through the streets with banner and "I know no roads north of Ronda. song, arrayed in their best clothes, fosI am of Andalusia, I," replied Con- tering their worst thoughts. They had cepcion easily, and he looked round consumed marvellous quantities of that about him with an air of interest which small amontillado, which is, as it were, was more to the credit of his intelli- as thin fire to the blood, heating and gence as a traveller than his reliability degenerating at once. They had talked as a guide.
much nonsense and listened to more. “But you engaged to guide me to Ma. Carlist or Christino, it was all the same drid."
to them so long as they had a change “Yes, excellency, by asking the way,” of some sort. In the mean time they replied Concepcion with an easy laugh, had a desire to break something, if only and he struck a sulphur match on the to assert their liberty. neck of his horse to light a fresh cigar- A few minutes before Conyngham and
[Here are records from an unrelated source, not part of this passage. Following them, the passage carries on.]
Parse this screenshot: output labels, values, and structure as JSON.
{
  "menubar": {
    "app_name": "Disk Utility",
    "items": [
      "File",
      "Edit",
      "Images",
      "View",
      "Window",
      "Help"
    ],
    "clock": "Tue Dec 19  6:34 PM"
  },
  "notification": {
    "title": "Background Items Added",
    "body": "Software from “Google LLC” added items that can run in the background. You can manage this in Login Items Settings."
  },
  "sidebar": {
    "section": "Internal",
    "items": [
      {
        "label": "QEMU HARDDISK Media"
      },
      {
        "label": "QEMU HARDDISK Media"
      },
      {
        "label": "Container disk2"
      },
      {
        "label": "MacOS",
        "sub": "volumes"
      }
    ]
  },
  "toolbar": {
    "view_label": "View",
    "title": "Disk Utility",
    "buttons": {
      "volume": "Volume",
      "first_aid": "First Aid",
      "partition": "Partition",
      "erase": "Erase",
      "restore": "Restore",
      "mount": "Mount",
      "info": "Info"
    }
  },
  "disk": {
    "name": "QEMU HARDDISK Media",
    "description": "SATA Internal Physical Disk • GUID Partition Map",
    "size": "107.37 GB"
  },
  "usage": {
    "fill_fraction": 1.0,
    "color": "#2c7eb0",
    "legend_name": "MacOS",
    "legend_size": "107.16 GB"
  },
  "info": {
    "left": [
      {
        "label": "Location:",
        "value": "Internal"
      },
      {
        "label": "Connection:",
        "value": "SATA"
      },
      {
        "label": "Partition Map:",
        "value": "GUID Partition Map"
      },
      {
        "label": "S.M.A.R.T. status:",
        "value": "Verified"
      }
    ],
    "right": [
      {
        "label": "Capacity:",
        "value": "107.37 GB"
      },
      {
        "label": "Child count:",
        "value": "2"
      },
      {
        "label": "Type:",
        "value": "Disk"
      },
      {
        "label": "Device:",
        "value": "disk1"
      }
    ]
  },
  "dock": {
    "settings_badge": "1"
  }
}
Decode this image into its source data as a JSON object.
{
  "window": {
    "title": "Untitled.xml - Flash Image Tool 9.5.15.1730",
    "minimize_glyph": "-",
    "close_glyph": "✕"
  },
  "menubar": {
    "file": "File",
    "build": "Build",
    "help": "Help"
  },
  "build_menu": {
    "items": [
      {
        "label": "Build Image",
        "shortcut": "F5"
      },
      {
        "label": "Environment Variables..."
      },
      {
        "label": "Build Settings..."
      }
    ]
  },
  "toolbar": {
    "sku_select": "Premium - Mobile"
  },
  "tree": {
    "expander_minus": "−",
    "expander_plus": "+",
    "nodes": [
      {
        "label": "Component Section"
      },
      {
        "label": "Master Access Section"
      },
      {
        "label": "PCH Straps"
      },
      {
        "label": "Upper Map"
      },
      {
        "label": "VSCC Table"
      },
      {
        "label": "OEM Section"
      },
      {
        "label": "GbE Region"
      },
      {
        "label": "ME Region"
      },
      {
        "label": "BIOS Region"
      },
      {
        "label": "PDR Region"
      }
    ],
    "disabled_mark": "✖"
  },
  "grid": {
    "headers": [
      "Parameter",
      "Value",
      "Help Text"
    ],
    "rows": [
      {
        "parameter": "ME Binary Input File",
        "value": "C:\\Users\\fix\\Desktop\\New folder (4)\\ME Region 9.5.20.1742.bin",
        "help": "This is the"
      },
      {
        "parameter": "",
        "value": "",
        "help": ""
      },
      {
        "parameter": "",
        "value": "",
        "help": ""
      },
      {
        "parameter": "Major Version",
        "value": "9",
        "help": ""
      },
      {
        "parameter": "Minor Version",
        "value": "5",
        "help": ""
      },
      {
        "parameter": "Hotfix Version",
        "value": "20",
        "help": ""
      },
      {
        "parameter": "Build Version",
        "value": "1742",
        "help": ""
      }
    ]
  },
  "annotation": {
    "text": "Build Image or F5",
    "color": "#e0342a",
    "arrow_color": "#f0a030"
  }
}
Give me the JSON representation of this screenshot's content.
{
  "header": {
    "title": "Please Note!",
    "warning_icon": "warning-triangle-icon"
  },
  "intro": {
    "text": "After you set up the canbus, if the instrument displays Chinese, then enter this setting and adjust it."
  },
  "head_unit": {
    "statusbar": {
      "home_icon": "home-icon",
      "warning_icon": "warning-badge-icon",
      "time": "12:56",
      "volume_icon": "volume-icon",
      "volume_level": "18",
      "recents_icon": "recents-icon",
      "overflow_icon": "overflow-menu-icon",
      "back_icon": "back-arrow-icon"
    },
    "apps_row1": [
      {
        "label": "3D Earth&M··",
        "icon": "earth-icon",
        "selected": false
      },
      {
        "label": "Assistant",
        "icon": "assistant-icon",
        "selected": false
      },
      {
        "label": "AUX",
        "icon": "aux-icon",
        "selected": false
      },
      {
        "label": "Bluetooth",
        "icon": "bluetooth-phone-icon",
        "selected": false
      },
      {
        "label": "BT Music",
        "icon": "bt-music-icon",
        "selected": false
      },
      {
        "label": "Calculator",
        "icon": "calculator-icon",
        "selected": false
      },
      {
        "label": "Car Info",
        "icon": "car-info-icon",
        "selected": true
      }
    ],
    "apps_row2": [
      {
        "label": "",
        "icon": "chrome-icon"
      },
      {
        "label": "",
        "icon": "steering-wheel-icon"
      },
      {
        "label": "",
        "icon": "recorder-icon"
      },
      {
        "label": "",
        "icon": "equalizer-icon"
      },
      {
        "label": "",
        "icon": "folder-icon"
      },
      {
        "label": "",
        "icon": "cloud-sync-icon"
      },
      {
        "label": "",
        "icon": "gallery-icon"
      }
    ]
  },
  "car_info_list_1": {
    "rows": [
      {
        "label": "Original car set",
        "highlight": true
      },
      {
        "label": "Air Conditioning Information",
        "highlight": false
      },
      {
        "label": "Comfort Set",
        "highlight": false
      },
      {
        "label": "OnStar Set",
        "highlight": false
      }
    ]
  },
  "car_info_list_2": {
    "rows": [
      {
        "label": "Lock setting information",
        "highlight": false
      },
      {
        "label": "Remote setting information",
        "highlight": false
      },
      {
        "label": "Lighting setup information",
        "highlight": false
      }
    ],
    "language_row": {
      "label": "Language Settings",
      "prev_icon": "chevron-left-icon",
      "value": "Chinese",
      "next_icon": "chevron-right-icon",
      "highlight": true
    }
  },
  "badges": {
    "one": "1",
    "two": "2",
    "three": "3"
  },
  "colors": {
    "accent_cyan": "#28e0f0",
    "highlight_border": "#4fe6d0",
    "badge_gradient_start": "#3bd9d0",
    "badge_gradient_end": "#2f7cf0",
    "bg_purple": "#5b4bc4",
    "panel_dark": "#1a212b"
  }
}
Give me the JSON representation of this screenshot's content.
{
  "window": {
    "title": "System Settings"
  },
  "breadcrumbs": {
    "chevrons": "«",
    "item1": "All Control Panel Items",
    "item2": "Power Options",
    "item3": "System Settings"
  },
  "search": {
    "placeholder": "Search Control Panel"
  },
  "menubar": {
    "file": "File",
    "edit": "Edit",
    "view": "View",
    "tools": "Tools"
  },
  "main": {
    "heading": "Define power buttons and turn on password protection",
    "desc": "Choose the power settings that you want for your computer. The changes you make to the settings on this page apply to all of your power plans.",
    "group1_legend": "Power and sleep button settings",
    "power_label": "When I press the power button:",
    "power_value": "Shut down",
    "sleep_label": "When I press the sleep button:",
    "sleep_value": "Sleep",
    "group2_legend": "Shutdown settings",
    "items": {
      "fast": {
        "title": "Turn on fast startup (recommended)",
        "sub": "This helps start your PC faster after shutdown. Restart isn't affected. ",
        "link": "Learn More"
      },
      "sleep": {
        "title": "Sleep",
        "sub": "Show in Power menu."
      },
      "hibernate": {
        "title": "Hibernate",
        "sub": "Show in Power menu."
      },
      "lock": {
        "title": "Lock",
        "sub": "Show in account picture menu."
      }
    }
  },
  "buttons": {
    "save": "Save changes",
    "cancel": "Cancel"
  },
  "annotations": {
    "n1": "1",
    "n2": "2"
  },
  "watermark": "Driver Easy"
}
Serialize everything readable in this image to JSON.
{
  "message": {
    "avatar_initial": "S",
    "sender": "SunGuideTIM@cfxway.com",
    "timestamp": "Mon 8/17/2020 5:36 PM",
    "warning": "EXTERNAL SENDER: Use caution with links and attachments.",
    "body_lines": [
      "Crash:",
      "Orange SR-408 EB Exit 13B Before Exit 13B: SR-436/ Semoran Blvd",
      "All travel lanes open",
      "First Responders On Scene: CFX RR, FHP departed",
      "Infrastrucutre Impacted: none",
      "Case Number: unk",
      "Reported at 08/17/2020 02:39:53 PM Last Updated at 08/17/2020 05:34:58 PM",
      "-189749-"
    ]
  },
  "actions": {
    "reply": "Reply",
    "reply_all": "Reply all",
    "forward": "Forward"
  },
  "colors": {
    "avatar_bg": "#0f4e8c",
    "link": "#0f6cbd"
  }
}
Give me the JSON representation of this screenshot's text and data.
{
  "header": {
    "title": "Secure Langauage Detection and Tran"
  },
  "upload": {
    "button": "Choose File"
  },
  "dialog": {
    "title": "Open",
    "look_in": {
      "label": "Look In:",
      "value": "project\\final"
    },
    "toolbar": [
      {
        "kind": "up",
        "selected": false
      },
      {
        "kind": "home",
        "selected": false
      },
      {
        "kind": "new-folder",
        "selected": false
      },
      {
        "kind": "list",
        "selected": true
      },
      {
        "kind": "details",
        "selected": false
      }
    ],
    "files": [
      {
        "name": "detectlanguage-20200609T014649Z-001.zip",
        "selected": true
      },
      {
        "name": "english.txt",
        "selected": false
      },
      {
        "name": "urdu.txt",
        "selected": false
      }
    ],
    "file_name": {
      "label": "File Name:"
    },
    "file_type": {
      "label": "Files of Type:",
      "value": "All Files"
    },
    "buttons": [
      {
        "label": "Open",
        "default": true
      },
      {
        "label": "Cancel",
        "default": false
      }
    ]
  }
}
his guide rode into the market-place, Thus with an easy heart Frederick which in Xeres is as long as a street, Conyngham set out on his journey, some of the free sons of Spain had having for companion one as irresponsi- thought fit to shout insulting remarks ble as himself. He had determined to to a passer-by. With a fire too bright go to Xeres, though that town of ill- for his years, this old gentleman, with repate lay far to the westward of his fierce white moustache and imperial, road toward the capital. It would have had turned on them, calling them goodbeen simple enough to destroy the letter for-nothings and sons of pigs. entrusted to him by Julia Barenna, a Conyngham rode up just in time to stranger whom he was likely never to see the ruffians rise as one man and rush see again-simple enough and infinitely at the victim of their humor. The safer, as he suspected, for the billets old man with his back to the wall beat doux of Mr. Larralde smelt of grimmer back his assailants with a sort of fierce things than love. But Julia Barenna, joy in his attitude which betokened the wittingly or in all innocence, appealed old soldier. to that sense of chivalry which is essen- "Come on, Concepcion,” cried Cotially the quality of lonely men who nyngham, with a dig of the spurs that have never had sisters, and Conyngham made his tired horse leap into the air. was ready to help Julia where he would He charged down upon the gathering